### WHAT YOU SHOULD DO
Write out each line of the entries below that holds the word "Views".
[[ MATERIAL SUPPLIED, beginning ]]
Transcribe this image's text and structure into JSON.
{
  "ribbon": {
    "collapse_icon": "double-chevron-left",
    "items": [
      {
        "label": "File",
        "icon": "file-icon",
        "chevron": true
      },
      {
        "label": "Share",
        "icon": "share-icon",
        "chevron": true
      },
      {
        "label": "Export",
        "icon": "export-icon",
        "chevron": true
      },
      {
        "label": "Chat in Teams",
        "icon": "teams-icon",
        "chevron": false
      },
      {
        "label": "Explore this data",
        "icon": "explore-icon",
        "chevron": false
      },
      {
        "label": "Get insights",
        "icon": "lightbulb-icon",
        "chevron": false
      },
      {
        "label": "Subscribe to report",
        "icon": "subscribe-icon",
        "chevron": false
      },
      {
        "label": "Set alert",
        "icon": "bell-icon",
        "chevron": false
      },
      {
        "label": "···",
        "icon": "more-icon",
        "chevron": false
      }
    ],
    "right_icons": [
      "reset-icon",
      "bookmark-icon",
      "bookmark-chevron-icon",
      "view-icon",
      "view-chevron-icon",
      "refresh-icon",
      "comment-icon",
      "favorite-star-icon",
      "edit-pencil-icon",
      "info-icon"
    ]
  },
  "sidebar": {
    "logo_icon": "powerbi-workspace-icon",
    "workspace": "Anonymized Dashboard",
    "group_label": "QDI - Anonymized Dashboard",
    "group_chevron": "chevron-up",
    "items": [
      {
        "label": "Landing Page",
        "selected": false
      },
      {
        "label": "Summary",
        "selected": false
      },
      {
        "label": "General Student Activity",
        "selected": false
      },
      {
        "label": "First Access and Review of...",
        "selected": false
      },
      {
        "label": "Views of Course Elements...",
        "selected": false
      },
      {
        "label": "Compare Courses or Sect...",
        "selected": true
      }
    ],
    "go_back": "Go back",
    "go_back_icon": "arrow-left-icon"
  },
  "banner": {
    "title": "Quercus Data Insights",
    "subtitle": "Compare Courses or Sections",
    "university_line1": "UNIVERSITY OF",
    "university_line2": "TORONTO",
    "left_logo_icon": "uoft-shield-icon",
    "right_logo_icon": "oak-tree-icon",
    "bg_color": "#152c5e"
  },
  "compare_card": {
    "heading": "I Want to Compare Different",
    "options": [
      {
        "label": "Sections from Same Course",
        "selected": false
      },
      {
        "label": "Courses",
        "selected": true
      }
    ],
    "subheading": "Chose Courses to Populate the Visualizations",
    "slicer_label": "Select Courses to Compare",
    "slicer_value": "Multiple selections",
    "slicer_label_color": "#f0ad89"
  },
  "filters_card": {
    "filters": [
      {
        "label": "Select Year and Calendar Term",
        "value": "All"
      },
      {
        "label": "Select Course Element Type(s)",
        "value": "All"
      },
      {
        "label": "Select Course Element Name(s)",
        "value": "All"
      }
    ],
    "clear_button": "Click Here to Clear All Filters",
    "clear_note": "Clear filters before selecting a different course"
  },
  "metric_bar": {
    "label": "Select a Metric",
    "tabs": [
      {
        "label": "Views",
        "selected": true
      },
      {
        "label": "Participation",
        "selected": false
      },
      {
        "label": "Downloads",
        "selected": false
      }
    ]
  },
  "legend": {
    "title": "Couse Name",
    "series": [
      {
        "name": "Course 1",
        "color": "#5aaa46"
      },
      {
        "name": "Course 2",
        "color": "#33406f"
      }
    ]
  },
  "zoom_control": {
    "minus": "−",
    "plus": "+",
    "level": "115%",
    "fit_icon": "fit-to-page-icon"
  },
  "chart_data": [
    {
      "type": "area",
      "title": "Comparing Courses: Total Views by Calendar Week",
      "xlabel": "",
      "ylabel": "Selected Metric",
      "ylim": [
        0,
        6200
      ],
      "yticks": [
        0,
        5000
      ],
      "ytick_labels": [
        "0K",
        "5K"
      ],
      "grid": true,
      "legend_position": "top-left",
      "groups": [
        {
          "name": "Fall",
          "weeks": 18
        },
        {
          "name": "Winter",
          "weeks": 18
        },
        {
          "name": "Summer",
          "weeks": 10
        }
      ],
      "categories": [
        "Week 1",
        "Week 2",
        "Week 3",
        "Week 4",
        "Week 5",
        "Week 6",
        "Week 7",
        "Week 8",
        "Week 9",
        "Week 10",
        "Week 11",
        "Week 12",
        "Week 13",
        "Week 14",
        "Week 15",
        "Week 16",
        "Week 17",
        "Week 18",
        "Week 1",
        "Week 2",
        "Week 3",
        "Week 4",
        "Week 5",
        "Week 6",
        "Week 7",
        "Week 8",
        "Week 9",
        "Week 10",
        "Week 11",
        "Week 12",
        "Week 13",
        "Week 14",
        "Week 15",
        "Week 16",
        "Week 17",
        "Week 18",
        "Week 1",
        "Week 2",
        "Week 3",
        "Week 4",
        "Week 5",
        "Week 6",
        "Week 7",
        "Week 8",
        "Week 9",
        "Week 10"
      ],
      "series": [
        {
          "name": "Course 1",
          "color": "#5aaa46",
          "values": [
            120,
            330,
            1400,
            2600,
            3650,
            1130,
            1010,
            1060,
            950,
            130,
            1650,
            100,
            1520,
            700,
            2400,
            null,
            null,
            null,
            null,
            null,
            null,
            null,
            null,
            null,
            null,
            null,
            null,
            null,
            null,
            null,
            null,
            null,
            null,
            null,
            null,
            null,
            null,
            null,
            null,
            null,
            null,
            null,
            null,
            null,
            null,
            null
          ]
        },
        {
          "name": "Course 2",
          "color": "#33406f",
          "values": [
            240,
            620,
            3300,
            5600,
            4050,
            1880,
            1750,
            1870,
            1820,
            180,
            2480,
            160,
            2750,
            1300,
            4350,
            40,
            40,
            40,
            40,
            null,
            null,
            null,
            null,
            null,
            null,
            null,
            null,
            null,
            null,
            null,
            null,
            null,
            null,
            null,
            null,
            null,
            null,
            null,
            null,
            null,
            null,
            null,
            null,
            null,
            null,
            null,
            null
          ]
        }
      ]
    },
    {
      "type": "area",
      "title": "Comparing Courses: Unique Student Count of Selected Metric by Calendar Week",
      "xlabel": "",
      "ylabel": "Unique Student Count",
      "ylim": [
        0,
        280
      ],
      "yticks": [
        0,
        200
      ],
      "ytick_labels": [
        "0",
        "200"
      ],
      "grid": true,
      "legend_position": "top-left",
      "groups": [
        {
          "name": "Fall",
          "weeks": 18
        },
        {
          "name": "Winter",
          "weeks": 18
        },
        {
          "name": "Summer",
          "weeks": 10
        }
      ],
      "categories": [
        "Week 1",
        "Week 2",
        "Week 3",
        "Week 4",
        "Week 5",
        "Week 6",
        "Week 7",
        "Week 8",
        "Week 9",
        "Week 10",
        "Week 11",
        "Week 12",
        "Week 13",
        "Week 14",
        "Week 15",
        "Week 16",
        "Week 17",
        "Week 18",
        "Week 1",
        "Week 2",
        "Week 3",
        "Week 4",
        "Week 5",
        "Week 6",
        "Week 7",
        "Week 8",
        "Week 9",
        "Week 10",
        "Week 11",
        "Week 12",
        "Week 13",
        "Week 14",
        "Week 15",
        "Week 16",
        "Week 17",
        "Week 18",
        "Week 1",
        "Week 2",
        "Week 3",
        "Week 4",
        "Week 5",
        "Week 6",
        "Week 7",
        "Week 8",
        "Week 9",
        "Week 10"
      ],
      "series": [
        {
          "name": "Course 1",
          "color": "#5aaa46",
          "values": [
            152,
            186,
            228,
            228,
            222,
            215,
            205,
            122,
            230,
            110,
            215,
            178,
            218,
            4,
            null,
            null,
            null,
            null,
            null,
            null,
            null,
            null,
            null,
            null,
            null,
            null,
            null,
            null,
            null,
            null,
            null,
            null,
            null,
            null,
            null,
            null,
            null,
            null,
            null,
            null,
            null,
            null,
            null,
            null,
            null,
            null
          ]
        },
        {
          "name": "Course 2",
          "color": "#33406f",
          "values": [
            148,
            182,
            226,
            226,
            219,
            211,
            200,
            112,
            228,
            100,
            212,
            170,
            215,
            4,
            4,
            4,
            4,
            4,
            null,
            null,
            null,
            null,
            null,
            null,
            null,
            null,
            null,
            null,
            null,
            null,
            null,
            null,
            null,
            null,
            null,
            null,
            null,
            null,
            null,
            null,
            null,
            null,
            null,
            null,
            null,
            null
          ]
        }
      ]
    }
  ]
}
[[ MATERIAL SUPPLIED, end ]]
### PROBLEM SOLUTION
        "label": "Views of Course Elements...",
        "label": "Views",
      "title": "Comparing Courses: Total Views by Calendar Week",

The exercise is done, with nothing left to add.